- Potential cover positions and exclusions were made available to both the sell- and the buy-side which eased the SPA discussions around non-insurable matters as well as potential risks which could be incorporated into the W&I policy.
- Audited financial statements were prepared for the carved-out subsidiary.
- Disclosure requirements as of Closing (after the carve-out) for the sell-side were discussed to ensure a smooth closing procedure and corresponding cover of certain carve-out matters.
W&I consideration (Buy-side):
- Based on the above, it was possible to advise the buy-side on the required due diligence scopes and key topics to be covered in connection with the requested warranty cover.
- Tailored and detailed overview of cover positions (geographic and topic-wise) were agreed with insurers upfront subject to a corresponding buy-side due diligence supported by a reasonable sell-side disclosure process.
- The considerations described above resulted in a smooth underwriting process with a wide and adequate cover position for the buyer under the W&I policy.
- Due to the competitive tension among insurers, a broad cover position incl. blind spot cover (i.e. cover of risk areas without a detailed due diligence) for operational, fundamental and also tax risks was achieved.

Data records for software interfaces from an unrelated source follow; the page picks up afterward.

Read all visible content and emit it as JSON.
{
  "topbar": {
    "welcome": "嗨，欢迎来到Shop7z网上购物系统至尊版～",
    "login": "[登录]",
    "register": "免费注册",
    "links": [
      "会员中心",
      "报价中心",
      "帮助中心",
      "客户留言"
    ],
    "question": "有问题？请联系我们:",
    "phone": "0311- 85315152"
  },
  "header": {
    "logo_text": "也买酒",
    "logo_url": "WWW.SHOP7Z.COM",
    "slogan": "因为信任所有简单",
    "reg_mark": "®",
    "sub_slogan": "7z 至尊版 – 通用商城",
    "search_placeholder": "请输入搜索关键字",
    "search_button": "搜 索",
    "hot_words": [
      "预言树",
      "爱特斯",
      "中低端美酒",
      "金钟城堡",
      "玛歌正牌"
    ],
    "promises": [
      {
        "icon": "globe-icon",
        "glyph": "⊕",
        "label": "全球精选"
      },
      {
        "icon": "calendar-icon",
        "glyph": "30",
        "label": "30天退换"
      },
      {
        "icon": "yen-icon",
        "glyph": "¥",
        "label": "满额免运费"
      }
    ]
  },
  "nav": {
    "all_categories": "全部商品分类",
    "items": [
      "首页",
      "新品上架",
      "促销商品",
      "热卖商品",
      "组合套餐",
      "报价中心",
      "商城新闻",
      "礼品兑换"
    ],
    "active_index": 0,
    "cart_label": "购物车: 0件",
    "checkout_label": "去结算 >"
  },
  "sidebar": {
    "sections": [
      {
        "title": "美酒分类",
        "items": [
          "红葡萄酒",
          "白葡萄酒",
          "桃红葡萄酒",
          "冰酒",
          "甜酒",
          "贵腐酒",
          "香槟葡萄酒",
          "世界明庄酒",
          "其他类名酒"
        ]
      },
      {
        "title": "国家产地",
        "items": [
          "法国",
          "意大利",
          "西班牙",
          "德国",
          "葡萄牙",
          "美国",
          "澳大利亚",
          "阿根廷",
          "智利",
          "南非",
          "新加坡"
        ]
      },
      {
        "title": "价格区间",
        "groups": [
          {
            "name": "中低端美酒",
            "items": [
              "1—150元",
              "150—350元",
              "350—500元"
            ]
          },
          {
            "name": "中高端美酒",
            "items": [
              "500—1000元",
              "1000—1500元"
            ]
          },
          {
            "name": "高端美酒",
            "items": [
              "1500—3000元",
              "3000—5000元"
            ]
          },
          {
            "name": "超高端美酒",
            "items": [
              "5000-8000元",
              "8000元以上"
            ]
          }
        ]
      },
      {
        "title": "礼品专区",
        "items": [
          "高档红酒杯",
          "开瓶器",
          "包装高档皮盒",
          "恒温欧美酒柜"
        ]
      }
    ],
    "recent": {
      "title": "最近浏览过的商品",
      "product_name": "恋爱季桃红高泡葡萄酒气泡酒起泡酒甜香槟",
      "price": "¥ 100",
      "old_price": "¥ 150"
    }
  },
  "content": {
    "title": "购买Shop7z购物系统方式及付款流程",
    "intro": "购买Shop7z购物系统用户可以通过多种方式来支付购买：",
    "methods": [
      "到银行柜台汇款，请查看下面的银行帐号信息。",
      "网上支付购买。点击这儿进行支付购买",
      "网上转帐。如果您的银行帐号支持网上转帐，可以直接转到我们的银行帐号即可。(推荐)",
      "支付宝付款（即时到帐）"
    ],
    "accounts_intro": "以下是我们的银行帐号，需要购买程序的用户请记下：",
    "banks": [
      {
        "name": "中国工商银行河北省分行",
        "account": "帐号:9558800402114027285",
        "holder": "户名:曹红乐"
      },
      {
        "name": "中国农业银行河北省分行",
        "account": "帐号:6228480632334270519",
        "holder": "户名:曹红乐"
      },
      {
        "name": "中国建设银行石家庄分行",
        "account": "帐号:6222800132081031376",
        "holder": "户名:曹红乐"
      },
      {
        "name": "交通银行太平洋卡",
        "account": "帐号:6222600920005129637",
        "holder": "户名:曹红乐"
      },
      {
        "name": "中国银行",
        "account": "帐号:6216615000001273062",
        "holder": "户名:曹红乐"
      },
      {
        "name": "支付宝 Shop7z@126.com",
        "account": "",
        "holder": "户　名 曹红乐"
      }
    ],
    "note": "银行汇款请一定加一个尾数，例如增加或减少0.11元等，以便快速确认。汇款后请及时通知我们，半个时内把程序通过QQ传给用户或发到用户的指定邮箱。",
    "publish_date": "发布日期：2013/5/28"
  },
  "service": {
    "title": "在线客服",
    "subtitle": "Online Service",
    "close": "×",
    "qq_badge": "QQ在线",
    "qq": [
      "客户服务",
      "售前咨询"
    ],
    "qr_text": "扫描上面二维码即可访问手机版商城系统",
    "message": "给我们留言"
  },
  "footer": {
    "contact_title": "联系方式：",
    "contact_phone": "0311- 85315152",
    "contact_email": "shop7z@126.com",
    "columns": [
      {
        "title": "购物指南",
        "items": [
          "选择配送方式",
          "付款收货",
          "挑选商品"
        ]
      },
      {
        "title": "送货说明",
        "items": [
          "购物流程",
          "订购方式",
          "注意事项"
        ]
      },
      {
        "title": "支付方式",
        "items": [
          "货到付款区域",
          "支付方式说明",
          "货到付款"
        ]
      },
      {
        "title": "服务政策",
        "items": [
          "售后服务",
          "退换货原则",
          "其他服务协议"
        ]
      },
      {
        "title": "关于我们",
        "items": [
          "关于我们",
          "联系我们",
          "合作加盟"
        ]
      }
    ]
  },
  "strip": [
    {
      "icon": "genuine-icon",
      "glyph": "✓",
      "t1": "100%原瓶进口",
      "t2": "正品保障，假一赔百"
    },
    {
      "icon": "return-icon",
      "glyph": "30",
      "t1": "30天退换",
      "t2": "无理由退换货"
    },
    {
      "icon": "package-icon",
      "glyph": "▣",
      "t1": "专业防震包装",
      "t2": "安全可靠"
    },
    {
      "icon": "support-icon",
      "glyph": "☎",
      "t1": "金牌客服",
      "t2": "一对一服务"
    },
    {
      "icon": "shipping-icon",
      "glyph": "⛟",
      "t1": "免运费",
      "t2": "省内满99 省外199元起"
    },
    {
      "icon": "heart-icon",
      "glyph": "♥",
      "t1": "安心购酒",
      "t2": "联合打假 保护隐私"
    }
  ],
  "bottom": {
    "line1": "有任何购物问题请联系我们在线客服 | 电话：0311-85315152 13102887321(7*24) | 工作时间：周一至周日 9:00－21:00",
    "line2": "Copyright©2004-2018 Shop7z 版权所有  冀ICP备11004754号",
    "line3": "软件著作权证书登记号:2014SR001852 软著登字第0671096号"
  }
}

Provided that a customary buy-side due diligence is undertaken and the implementation of the carve-out is adequately reviewed, W&I policies can provide comprehensive cover on carve-out transactions. It is crucial, however, that experienced M&A advisors / W&I insurance brokers are involved from the outset to ensure that the process and the transaction documents are tailored to some specific requirements of W&I insurers.